PURPOSE: Coordinate middle school students to paint a mural reframing the value of their identity and the power of their presence in the world.

MAJOR TAKEAWAY: Importance of understanding the context of art within specific cultures, creating avenues for participants from that context to enter into a project, while maintaining a transformative quality to the experience.

Summer 2009 - Antigua, Guatemala

My previous involvement with BuildaBridge International connected me with a Escuela Integrada, a elementary and middle school in Antigua, Guatemala. The school requested an artist to come and paint a mural with their middle school students in the courtyard of their school. The school’s mission is to provide quality education and resources to impoverished children who otherwise would not have opportunities to improve their standard of living due to a lack of a true public education system. 

I began by consulting the teachers at the school asking them what type of obstacles the youth face and how this project could help support them in what the youth needed in order to meet their educational and life goals. As a Christian-based school, the teachers had a concern for the student’s concept of their own value. Common exhibitions of Christianity in nearby communities emphasize material blessing as proof of God’s approval; therefore, the poor are often looked upon or conceive of themselves as being “cursed” or unworthy of God’s love. The staff at Escuela Integrada were were shaping the student’s spiritual education around the concept that the Creator of all values each person as invaluable handiwork.  

I found many connections between the youth in Antigua and those back home in Philadelphia where I directed an arts after school program for teens called Orange Korner Arts. Many of our conversations wrestled with themes of identity and a sense of worth both that are self-generated as well as projected onto the youth as they grow up in north Philadelphia. Both communities benefit by reframing their identity through the lens that scripture offers to us: all of humankind was created in the image and likeness of the lovey, multifaceted One who created them.

I did a few introductory workshops with the youth from Escuela Integrada having the youth explore similarities between the attributes they ascribed to the Creator and those of their peers which they admired and appreciated. We discussed how the scripture wrestles with the mystery of how our intentional gaze upon the One who created us becomes an agent to transform us into its likeness. Our individual reflection of these beautiful facets becomes essential as we each have a unique “face” to reflect. Collectively, we can portray a more complete image of the One from whom life originated. 

I invited one of the teachers at the school to help me create the design for the mural. She gave me some insight into a challenge that some artists from a more contemporary background experience when they begin to work within the context of a culture that has its artistic roots in a more traditional approach.
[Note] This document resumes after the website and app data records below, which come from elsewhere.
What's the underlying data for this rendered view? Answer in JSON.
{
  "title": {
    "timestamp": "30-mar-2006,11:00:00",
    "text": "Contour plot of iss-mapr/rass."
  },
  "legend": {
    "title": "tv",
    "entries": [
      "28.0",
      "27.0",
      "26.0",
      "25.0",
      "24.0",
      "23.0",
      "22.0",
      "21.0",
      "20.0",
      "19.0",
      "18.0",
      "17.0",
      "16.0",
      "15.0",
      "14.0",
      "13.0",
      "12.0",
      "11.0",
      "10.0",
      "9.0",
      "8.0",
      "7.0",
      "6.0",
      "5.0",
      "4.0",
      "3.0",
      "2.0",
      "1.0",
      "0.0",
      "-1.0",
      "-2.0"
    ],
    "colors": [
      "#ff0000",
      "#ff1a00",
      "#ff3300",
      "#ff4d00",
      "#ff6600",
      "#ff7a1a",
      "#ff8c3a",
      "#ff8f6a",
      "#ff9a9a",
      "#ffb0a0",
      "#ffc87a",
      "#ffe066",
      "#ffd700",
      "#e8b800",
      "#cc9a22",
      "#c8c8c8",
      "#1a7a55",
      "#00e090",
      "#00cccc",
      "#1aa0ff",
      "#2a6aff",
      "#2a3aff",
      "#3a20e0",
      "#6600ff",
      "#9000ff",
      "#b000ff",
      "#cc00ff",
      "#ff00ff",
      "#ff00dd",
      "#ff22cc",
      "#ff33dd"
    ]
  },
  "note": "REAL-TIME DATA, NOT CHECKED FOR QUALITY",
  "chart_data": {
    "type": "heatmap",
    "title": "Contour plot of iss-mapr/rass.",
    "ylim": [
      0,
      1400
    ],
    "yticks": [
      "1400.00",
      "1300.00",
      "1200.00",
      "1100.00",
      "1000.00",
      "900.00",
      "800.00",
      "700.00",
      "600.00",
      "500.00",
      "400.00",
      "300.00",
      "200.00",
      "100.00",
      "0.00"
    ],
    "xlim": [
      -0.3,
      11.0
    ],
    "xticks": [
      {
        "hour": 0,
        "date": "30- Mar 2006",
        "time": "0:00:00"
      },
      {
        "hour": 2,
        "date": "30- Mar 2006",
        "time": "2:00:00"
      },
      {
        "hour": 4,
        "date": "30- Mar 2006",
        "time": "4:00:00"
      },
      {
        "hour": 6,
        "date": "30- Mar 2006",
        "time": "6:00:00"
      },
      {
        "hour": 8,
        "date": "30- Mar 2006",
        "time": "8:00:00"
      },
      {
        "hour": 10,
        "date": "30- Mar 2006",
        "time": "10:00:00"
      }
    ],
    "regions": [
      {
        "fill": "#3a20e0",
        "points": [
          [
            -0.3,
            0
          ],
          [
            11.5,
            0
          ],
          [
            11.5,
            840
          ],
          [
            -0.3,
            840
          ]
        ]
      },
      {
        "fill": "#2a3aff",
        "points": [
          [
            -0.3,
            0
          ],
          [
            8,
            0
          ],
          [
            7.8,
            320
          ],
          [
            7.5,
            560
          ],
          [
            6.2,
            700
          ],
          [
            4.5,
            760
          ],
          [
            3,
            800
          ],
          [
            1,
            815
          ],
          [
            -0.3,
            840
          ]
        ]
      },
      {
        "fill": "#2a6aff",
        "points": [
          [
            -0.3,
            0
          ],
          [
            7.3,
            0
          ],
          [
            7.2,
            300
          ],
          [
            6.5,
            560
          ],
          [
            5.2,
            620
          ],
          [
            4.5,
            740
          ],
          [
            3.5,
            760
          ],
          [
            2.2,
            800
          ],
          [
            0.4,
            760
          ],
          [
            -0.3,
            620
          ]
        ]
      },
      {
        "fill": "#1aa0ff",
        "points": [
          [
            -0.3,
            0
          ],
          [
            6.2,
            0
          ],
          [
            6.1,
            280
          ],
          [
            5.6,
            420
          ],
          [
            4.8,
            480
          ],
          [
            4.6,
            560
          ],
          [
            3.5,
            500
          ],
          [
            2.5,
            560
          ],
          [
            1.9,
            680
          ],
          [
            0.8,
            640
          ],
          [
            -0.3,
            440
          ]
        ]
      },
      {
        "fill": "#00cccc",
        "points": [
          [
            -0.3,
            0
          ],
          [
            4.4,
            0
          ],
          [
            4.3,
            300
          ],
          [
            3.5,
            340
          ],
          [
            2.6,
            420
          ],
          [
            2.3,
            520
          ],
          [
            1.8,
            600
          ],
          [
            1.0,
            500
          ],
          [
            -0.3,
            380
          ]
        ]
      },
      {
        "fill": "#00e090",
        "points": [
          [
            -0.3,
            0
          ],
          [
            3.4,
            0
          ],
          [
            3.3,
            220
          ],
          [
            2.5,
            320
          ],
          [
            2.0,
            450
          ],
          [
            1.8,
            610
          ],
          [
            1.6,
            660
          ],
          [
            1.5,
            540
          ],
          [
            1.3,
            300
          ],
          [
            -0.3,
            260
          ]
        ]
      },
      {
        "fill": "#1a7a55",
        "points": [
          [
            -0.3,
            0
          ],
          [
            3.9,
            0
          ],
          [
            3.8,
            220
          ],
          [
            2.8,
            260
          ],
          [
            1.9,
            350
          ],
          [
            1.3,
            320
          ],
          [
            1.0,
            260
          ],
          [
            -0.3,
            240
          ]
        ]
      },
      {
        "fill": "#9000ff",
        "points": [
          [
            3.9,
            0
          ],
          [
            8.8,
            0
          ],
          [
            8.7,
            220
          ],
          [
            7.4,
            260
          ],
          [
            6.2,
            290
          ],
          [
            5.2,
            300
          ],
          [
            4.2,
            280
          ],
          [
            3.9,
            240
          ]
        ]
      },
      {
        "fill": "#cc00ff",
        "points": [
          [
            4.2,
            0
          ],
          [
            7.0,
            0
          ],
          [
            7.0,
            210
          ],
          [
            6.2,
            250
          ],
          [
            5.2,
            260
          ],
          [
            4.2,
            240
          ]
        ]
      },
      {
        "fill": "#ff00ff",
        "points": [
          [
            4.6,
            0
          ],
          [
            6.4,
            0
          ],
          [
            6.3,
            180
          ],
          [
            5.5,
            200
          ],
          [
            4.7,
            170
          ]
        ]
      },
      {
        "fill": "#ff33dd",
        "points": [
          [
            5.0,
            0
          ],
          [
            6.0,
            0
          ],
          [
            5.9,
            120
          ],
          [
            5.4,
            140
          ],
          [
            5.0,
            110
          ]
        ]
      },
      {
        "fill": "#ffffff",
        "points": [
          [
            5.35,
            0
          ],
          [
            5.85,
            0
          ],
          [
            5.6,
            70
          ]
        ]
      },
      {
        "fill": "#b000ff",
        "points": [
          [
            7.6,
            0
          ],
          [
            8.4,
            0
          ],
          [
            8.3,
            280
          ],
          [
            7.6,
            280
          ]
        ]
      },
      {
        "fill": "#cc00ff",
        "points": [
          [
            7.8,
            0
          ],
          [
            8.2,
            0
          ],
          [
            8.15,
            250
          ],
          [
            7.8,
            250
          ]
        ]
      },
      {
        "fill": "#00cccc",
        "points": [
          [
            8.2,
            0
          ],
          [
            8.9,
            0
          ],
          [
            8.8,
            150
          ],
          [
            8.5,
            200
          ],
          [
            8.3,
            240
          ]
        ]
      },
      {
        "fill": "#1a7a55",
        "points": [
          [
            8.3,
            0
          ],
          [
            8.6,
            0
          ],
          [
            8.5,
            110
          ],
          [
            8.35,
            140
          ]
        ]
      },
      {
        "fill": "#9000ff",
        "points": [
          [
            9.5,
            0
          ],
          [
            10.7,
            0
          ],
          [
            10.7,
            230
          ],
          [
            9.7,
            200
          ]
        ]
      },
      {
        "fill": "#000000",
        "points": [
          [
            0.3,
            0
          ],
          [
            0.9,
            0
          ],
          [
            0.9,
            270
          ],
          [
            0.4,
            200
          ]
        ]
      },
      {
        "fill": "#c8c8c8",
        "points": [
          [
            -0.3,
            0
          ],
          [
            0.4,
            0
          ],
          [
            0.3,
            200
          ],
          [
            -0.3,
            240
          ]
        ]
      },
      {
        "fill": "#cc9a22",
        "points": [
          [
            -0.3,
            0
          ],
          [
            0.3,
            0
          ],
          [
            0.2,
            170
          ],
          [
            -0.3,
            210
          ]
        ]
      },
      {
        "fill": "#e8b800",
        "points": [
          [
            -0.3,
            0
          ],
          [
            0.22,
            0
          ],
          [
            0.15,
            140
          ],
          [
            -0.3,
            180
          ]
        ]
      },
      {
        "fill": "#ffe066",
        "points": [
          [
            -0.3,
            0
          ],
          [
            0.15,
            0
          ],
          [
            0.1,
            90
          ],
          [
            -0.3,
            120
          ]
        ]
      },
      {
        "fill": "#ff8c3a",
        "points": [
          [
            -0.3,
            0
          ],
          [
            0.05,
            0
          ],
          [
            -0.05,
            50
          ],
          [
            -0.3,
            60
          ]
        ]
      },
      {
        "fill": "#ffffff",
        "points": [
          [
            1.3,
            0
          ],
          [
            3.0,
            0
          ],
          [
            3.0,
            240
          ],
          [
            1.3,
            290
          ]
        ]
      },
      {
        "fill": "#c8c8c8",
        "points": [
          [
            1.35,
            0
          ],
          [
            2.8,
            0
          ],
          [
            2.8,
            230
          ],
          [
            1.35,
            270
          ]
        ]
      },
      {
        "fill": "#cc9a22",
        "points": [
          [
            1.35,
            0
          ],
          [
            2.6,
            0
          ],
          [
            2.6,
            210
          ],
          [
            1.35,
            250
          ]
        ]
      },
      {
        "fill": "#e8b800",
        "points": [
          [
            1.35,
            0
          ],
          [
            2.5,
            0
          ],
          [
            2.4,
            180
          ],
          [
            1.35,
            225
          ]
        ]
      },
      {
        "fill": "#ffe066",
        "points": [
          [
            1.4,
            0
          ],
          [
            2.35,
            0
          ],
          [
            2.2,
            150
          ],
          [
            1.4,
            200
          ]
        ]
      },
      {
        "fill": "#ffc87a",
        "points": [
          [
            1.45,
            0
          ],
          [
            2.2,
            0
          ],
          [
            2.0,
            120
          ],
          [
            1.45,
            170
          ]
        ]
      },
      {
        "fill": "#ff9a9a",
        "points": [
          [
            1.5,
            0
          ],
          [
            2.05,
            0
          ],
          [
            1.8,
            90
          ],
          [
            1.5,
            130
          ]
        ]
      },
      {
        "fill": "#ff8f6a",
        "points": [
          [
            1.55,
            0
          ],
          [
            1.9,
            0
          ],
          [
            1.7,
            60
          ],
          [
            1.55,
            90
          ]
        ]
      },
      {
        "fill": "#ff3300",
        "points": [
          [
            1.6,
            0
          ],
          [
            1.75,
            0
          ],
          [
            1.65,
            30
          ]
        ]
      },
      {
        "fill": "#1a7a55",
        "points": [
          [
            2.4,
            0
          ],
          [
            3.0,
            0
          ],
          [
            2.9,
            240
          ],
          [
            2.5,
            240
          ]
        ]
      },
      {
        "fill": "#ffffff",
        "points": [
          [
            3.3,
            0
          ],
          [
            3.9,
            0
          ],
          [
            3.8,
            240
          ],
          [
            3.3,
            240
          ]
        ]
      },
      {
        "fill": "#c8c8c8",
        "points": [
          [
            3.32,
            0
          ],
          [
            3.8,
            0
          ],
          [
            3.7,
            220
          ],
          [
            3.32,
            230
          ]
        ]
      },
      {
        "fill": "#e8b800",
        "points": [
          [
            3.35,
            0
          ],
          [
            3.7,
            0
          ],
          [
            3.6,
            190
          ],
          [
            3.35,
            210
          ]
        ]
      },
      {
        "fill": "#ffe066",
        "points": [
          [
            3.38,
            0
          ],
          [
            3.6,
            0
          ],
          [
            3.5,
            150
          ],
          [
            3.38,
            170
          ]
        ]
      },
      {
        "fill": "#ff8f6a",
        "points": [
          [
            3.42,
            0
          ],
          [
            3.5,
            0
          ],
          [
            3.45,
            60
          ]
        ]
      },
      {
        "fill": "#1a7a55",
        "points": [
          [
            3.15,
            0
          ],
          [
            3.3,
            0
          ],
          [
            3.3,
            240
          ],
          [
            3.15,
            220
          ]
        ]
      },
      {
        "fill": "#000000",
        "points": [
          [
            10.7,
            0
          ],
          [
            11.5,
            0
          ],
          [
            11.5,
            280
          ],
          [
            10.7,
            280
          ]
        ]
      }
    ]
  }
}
Contemporary art places a high value on the development of one’s own individual expression or style. In more traditional cultures, self-expression is often not sought after or expected. The highest value is instead placed on creating art and craftwork that thoroughly masters the imitation of styles and designs inherited from one’s community and ancestry. Artists from a modern context may frame this approach as an oppressive one that suppresses creative original thought and ideas.

My experience in relational art making with groups of people had built within me a confidence in the need for a structural grounding to exist for individuals to be able to enter into the creative process. The more traditional approach to creative work provides this structure for artists to build on whether they are perfecting replication of previous work or crafting a “new expression” of their own. My approach for this mural created a solid framework for the students to confidently enter in and participate while stretching them to add elements of their own unique creative style.

I had the students created symbols to represent each of the admirable attributes we found in common between our Creator and our peers. They created stencils for each symbol.

We drew a grid on the wall and the students painted their symbols in repetition to create the background of the mural.

I had the students create a border by writing the chosen attributes depicted in the mural by the symbols in whatever lettering style and color they chose.



We wrote over the background “Nosotros fuimos creados a imagen y semejanza de Dios. Reflejamos a Dios con Nuestras Vidas.” Translation: “We were created in the image and likeness of God. We reflect God with our lives.”

When the mural was finished, I asked some of the students what we should title the mural. One student suggested “Las Obras de Dios” or “The Works of the Lord.” She pointed out that any exhibition of the likeness of our Creator in our lives is a gift of grace to us.

My five weeks working with these students gave me the gift of witnessing more glorious, unique “faces” of our Creator. I was inspired to craft a life around that intentional gaze on the Spirit who began life within me. I want my creative work to express an authentic reflection of my personal transformation into that loving presence.